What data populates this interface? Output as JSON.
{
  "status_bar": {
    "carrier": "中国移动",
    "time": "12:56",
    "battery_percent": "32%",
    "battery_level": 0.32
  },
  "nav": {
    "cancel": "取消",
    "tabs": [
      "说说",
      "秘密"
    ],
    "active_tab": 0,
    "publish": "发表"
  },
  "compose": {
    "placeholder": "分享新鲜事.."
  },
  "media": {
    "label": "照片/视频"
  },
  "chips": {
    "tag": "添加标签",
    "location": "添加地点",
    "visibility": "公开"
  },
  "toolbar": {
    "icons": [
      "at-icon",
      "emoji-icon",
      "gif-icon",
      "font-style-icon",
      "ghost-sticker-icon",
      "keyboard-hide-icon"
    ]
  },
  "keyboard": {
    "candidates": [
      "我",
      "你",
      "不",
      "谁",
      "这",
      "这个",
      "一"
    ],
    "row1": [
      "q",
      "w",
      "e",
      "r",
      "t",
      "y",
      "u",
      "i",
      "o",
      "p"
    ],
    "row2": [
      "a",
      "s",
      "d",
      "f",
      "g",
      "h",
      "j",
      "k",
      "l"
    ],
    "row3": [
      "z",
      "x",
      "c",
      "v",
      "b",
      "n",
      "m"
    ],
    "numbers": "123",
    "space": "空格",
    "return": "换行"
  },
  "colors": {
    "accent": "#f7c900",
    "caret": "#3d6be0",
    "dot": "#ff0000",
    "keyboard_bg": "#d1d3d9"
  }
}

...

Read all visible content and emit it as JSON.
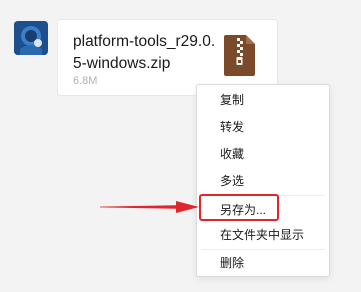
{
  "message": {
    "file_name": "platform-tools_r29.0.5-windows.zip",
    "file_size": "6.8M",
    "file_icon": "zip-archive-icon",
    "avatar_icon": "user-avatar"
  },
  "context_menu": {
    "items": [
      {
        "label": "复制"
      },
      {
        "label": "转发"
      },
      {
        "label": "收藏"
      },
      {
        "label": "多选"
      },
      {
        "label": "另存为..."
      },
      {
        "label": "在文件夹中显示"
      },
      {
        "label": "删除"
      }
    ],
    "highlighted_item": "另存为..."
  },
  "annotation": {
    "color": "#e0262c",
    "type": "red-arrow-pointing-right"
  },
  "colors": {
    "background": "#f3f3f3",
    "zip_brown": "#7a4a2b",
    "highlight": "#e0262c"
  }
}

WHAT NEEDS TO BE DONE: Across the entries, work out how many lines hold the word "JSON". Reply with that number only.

RESULT OF THIS TASK: 2